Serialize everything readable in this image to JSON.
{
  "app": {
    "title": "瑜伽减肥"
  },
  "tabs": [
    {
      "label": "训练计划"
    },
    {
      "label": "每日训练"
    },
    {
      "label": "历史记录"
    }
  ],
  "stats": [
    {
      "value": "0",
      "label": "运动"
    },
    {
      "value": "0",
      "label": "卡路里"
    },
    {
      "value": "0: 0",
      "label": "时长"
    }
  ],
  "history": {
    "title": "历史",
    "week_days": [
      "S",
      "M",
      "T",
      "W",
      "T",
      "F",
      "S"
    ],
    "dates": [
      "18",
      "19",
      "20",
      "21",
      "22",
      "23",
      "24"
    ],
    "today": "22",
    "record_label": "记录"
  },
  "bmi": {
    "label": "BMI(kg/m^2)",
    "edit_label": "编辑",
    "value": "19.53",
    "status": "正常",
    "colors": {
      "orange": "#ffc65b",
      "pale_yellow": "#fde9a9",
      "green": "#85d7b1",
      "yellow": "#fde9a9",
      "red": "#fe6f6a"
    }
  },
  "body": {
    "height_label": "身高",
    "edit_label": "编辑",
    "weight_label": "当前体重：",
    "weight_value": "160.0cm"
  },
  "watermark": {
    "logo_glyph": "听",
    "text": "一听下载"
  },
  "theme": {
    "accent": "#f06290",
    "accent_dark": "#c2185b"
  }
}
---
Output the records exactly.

Serialize everything readable in this image to JSON.
{
  "app": {
    "title": "瑜伽减肥"
  },
  "tabs": [
    {
      "label": "训练计划"
    },
    {
      "label": "每日训练"
    },
    {
      "label": "历史记录"
    }
  ],
  "stats": [
    {
      "value": "0",
      "label": "运动"
    },
    {
      "value": "0",
      "label": "卡路里"
    },
    {
      "value": "0: 0",
      "label": "时长"
    }
  ],
  "history": {
    "title": "历史",
    "week_days": [
      "S",
      "M",
      "T",
      "W",
      "T",
      "F",
      "S"
    ],
    "dates": [
      "18",
      "19",
      "20",
      "21",
      "22",
      "23",
      "24"
    ],
    "today": "22",
    "record_label": "记录"
  },
  "bmi": {
    "label": "BMI(kg/m^2)",
    "edit_label": "编辑",
    "value": "19.53",
    "status": "正常",
    "colors": {
      "orange": "#ffc65b",
      "pale_yellow": "#fde9a9",
      "green": "#85d7b1",
      "yellow": "#fde9a9",
      "red": "#fe6f6a"
    }
  },
  "body": {
    "height_label": "身高",
    "edit_label": "编辑",
    "weight_label": "当前体重：",
    "weight_value": "160.0cm"
  },
  "watermark": {
    "logo_glyph": "听",
    "text": "一听下载"
  },
  "theme": {
    "accent": "#f06290",
    "accent_dark": "#c2185b"
  }
}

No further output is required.